They are utterly different constructions; but in many contexts (but not all) they have nearly the same meaning, and can be used interchangeably.
"A family's needs" (you need the article there, because "family" is a full NP (noun phrase), and a singular countable noun needs an article) is referring to the needs of a family (a particular family, or a family in general). "The family's needs", and "families' needs" are variants with meanings deducible from the meaning of "the family" and "families".

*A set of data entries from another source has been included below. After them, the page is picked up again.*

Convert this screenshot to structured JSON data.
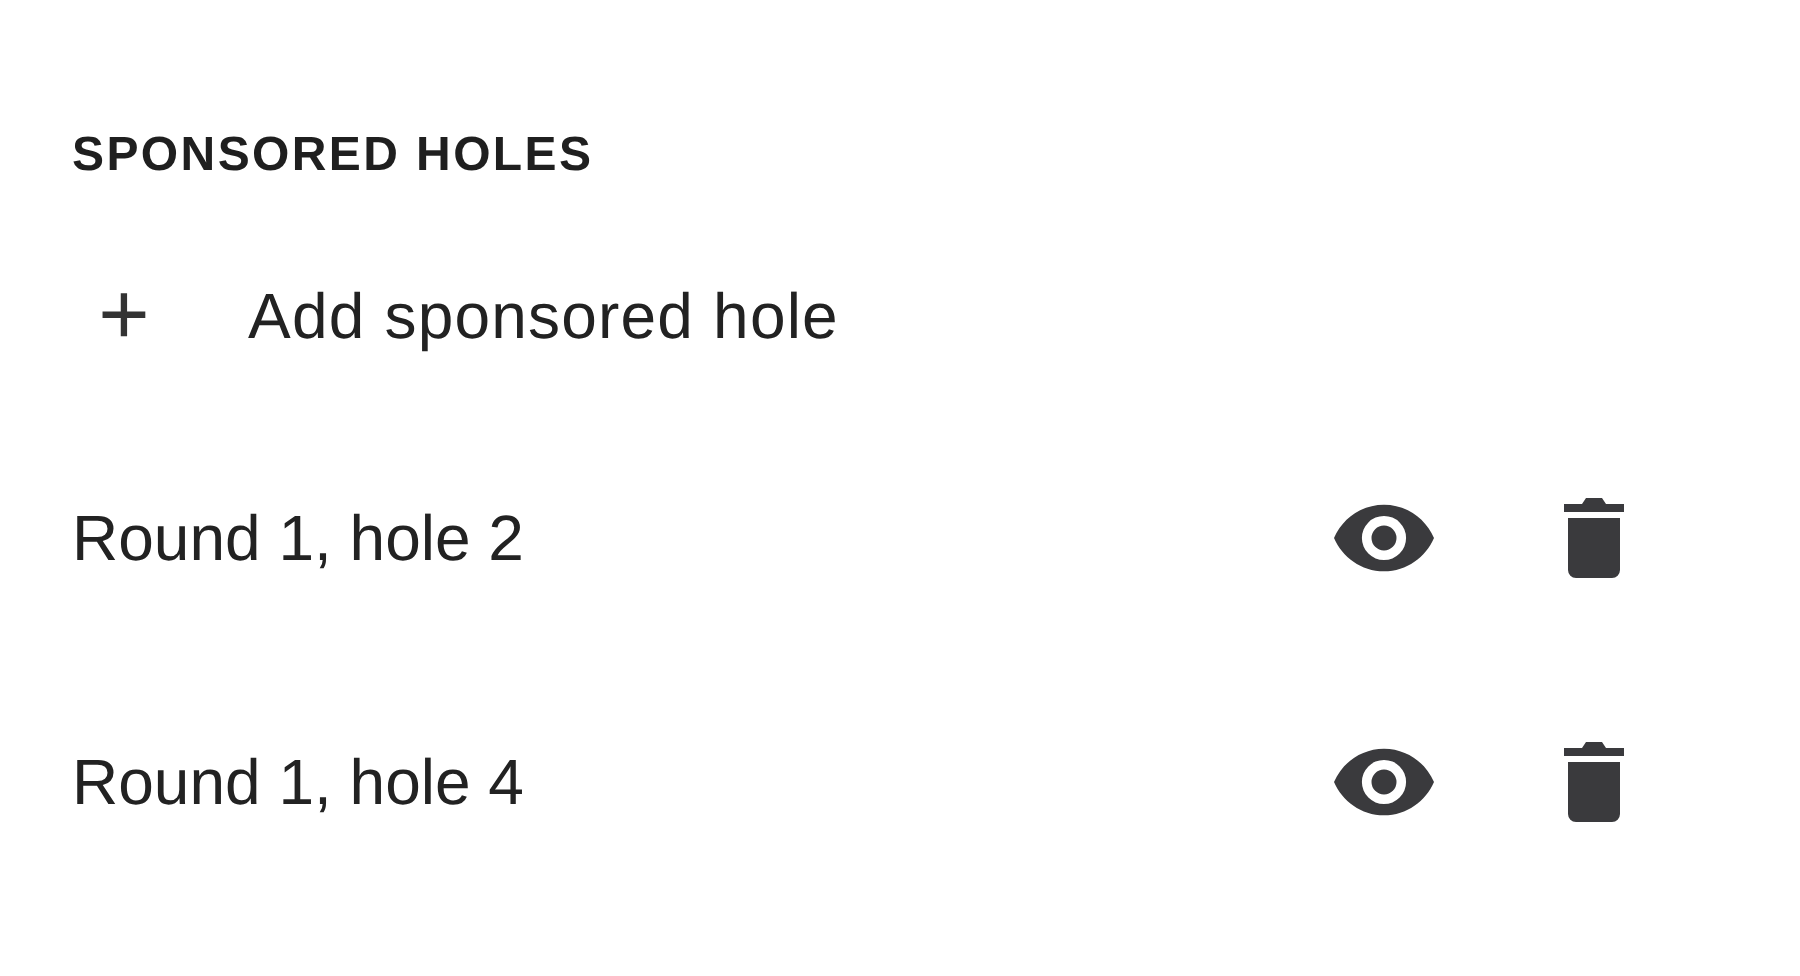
{
  "section": {
    "title": "SPONSORED HOLES"
  },
  "add_action": {
    "icon": "+",
    "label": "Add sponsored hole"
  },
  "holes": [
    {
      "label": "Round 1, hole 2"
    },
    {
      "label": "Round 1, hole 4"
    }
  ]
}
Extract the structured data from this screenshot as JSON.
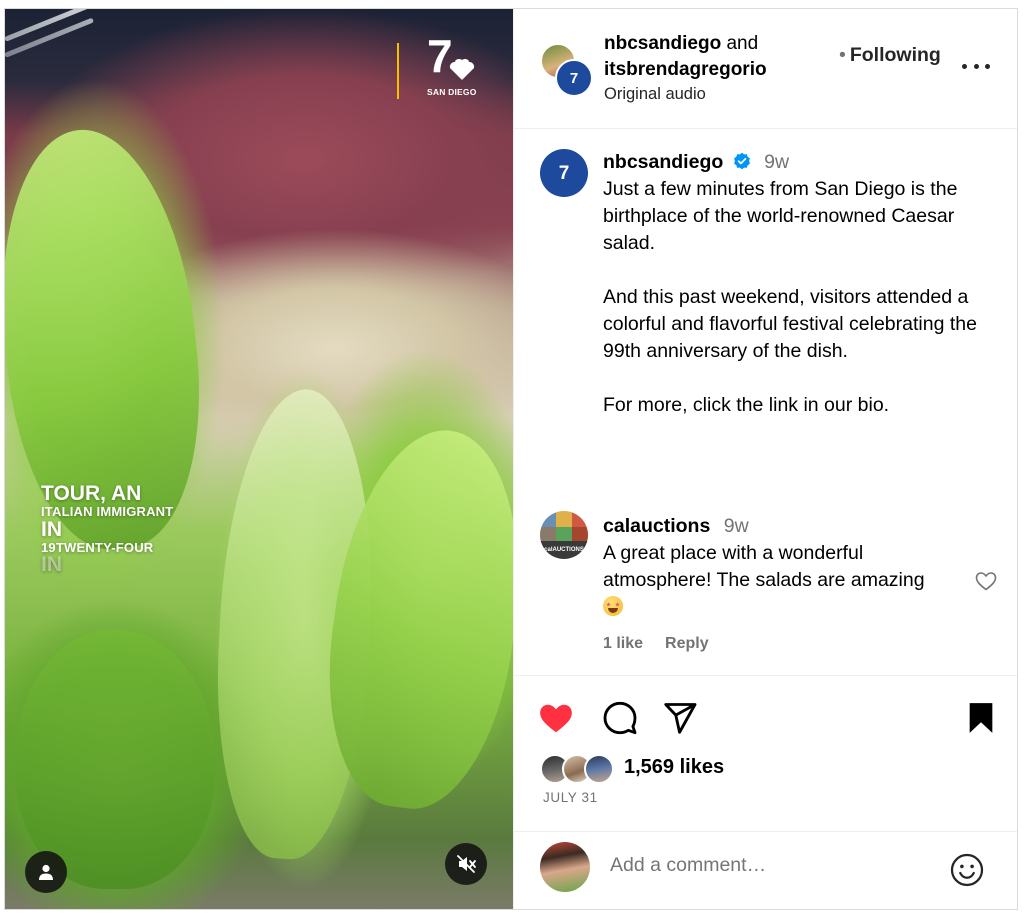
{
  "media": {
    "overlay_lines": [
      {
        "text": "TOUR, AN",
        "size": "big"
      },
      {
        "text": "ITALIAN IMMIGRANT",
        "size": "small"
      },
      {
        "text": "IN",
        "size": "big"
      },
      {
        "text": "19TWENTY-FOUR",
        "size": "small"
      },
      {
        "text": "IN",
        "size": "big",
        "faded": true
      }
    ],
    "logo_number": "7",
    "logo_city": "SAN DIEGO",
    "tag_icon": "person-icon",
    "mute_icon": "muted-speaker-icon"
  },
  "header": {
    "owner1": "nbcsandiego",
    "joiner": " and ",
    "owner2": "itsbrendagregorio",
    "audio": "Original audio",
    "follow_label": "Following",
    "more_icon": "more-options-icon"
  },
  "caption": {
    "user": "nbcsandiego",
    "time": "9w",
    "paragraphs": [
      "Just a few minutes from San Diego is the birthplace of the world-renowned Caesar salad.",
      "And this past weekend, visitors attended a colorful and flavorful festival celebrating the 99th anniversary of the dish.",
      "For more, click the link in our bio."
    ]
  },
  "comment": {
    "user": "calauctions",
    "time": "9w",
    "text": "A great place with a wonderful atmosphere! The salads are amazing",
    "emoji": "star-struck",
    "likes": "1 like",
    "reply_label": "Reply",
    "avatar_text": "calAUCTIONS"
  },
  "actions": {
    "likes": "1,569 likes",
    "date": "JULY 31",
    "liked": true,
    "saved": true
  },
  "composer": {
    "placeholder": "Add a comment…"
  },
  "colors": {
    "like_red": "#ff3040",
    "verified_blue": "#0095f6",
    "nbc_blue": "#1d4a9c",
    "secondary_text": "#737373"
  }
}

"Family needs" is a different construction where the NP "needs" is modified by another noun "family" (when used a modifier in this way, a noun usually does not require an article, and doesn't usually take a plural form either, even when the meaning is arguably plural). This means that the kinds of needs being referred to are family-kind-of needs. This doesn't specify the precise relationship to a family, and so one of its possible meanings is essentially the same as "a family's needs". But it could in principleexpress another kind of relationship. For example, I can imagine talking about an individual's "family needs", meaning what kind of family environment that person needs: that would not be expressible as "family's needs".
Note that there is also an element of idiom involved in such expressions. We talk about "girl's toy" rather than "girl toy", and there is no particular explanation for this.